In relation to journalism, a characterization of its primary purpose being to make events meaningful for the audience by framing these as entertaining or aesthetically satisfying narratives which they can relate to their own lives: a narrative model as distinct from an information model which focuses on the provision of facts. The concept derives from a distinction made in 1926 by Mead in relation to newspapers. It is loosely related to the distinction between soft news and hard news.

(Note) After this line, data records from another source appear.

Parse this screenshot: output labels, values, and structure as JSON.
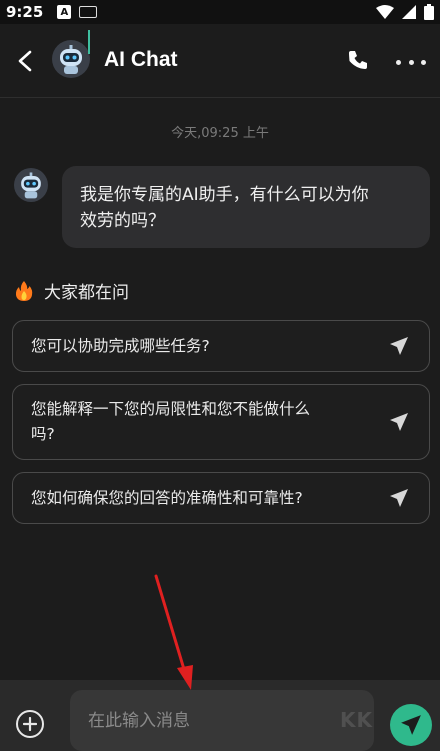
{
  "status_bar": {
    "time": "9:25",
    "a_badge": "A"
  },
  "header": {
    "title": "AI Chat"
  },
  "chat": {
    "timestamp": "今天,09:25 上午",
    "bot_message_line1": "我是你专属的AI助手，有什么可以为你",
    "bot_message_line2": "效劳的吗？"
  },
  "popular": {
    "label": "大家都在问",
    "questions": [
      {
        "line1": "您可以协助完成哪些任务?",
        "line2": ""
      },
      {
        "line1": "您能解释一下您的局限性和您不能做什么",
        "line2": "吗?"
      },
      {
        "line1": "您如何确保您的回答的准确性和可靠性?",
        "line2": ""
      }
    ]
  },
  "input": {
    "placeholder": "在此输入消息"
  },
  "watermark": "KK",
  "colors": {
    "background": "#1c1c1c",
    "bubble": "#2e2e30",
    "accent": "#2fb98c",
    "arrow": "#e02020"
  }
}
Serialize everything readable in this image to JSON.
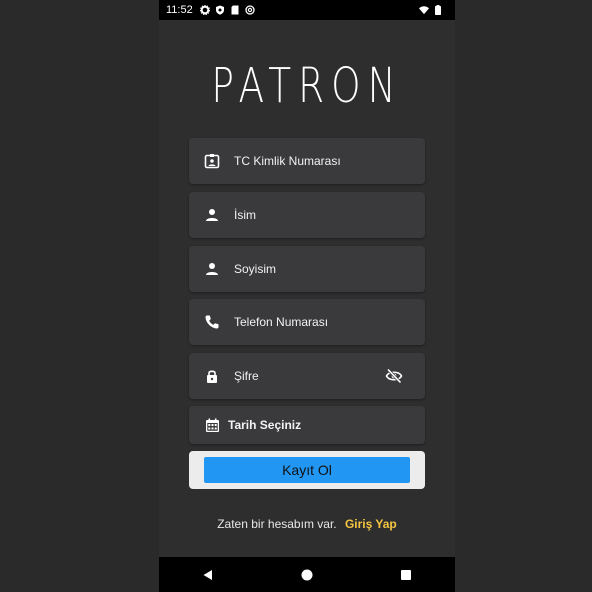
{
  "status_bar": {
    "time": "11:52",
    "icons": [
      "gear-icon",
      "shield-icon",
      "sim-card-icon",
      "at-sign-icon",
      "wifi-icon",
      "battery-icon"
    ]
  },
  "app": {
    "logo": "PATRON"
  },
  "form": {
    "fields": [
      {
        "label": "TC Kimlik Numarası",
        "icon": "id-badge-icon"
      },
      {
        "label": "İsim",
        "icon": "person-icon"
      },
      {
        "label": "Soyisim",
        "icon": "person-icon"
      },
      {
        "label": "Telefon Numarası",
        "icon": "phone-icon"
      },
      {
        "label": "Şifre",
        "icon": "lock-icon",
        "toggle_icon": "eye-off-icon"
      }
    ],
    "date_label": "Tarih Seçiniz",
    "date_icon": "calendar-icon",
    "submit_label": "Kayıt Ol"
  },
  "footer": {
    "text": "Zaten bir hesabım var.",
    "link": "Giriş Yap"
  },
  "colors": {
    "background": "#2e2e2e",
    "field": "#3a3a3c",
    "button": "#2196f3",
    "link": "#f5c542"
  }
}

See also fiction values; infotainment; news frames; tabloidization; compare publicity model.
Subjects: Media Studies.